Though the preceding events of A Midsummer Night’s Dream have been far from tragic, many of the characters have experienced unpleasant emotions, such as jealousy, lovesickness, and insecurity. Act IV, scene ii makes a basic transition from sadness to joy as Bottom’s return transforms his fellow craftsmen’s sorrow and confusion into delight and eagerness. It is no coincidence that Bottom’s reappearance occurs almost simultaneously with the audience being told that the lovers have been married. Just as the marriages dispel the romantic angst of the play, so does Bottom’s return dispel the worry of his comrades. Similarly, the arrival in the forest of Theseus and Hippolyta, representatives of order, coincides with the Athenian lovers’ waking from their chaotic, dreamlike romp of the previous night.



Plays Within Plays

A Midsummer Night’s Dream is a play containing other plays.
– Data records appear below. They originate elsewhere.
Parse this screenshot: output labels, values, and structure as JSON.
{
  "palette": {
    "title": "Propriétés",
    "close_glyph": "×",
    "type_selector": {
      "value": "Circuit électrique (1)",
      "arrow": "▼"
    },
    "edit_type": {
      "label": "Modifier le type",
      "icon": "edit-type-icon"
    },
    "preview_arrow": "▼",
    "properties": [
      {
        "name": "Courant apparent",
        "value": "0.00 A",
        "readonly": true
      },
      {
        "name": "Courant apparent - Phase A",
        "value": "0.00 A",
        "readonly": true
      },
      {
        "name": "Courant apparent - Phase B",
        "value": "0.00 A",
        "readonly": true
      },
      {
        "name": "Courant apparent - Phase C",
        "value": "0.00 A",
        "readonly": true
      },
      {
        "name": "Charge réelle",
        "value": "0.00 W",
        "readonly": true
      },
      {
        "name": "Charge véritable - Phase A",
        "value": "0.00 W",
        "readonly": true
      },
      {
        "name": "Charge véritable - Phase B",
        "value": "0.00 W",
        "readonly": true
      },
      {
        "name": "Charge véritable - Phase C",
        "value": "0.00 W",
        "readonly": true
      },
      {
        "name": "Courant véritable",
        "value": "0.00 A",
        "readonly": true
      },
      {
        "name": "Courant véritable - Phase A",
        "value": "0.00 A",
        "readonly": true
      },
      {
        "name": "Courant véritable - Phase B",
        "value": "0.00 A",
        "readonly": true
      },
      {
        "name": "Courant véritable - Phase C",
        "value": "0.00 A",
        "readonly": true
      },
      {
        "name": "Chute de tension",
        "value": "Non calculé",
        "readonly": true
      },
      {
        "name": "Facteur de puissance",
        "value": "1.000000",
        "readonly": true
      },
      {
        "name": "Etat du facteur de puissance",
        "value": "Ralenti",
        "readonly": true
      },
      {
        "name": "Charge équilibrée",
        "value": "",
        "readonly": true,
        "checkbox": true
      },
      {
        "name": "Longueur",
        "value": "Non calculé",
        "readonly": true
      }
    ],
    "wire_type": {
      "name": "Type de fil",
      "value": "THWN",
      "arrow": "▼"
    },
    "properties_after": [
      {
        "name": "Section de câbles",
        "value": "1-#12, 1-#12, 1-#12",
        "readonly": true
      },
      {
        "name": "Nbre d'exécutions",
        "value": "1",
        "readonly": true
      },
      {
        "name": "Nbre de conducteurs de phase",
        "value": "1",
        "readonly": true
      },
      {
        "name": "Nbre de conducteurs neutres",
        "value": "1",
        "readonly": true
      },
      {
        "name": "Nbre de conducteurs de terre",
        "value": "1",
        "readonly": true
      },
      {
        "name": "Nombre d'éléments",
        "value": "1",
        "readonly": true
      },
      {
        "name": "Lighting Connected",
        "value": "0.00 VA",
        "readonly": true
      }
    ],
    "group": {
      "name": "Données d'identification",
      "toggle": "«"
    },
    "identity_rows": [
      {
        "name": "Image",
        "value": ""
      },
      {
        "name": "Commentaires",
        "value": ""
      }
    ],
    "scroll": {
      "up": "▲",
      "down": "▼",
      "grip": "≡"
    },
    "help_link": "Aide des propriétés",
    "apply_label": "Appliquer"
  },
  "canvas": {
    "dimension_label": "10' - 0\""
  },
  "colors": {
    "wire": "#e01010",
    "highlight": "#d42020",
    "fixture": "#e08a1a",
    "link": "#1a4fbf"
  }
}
The most obvious example is the laborers’ performance of Pyramus and Thisbe, and their inept production serves three important functions in the larger structure of the larger play. First, the laborer’s mistakes and misunderstandings introduce a strand of farce to the comedy of the larger play. Second, it allows Shakespeare to comment on the nature of art and theater, primarily through the laborer’s own confused belief that the audience won’t be able to distinguish between fiction and reality. Third, the laborers’ play parodies much of the rest of A Midsummer Night’s Dream: Pyramus and Thisbe are lovers who, facing opposition from their parents, elope, just as Hermia and Lysander do. So even as the lovers and Theseus make fun of the laborers’ ridiculous performance, the audience, which is watching the lovers watch the laborers’ play, is aware that the lovers had been just as absurd.

A Midsummer Night’s Dream also contains a second, subtler, play within a play. In this play within a play, Oberon is playwright, and he seeks to “write” a comedy in which Helena gets her love, Lysander and Hermia stay together, Titania learns a lesson in wifely obedience, and all conflicts are resolved through marriage and reconciliation. And just as the laborers’ play turns a tragic drama into a comic farce, so does Oberon’s when Puck accidentally puts the love-potion on the eyes of the wrong Athenian man. And yet Oberon’s play also serves a counter purpose to the laborers’ play. While the laborers’ awful performance seems to suggest the limit of the theater, Oberon’s play, which rewrote the lives of the same mortals who mock the laborers’ play, suggests that theater really does have a magic that defies reality.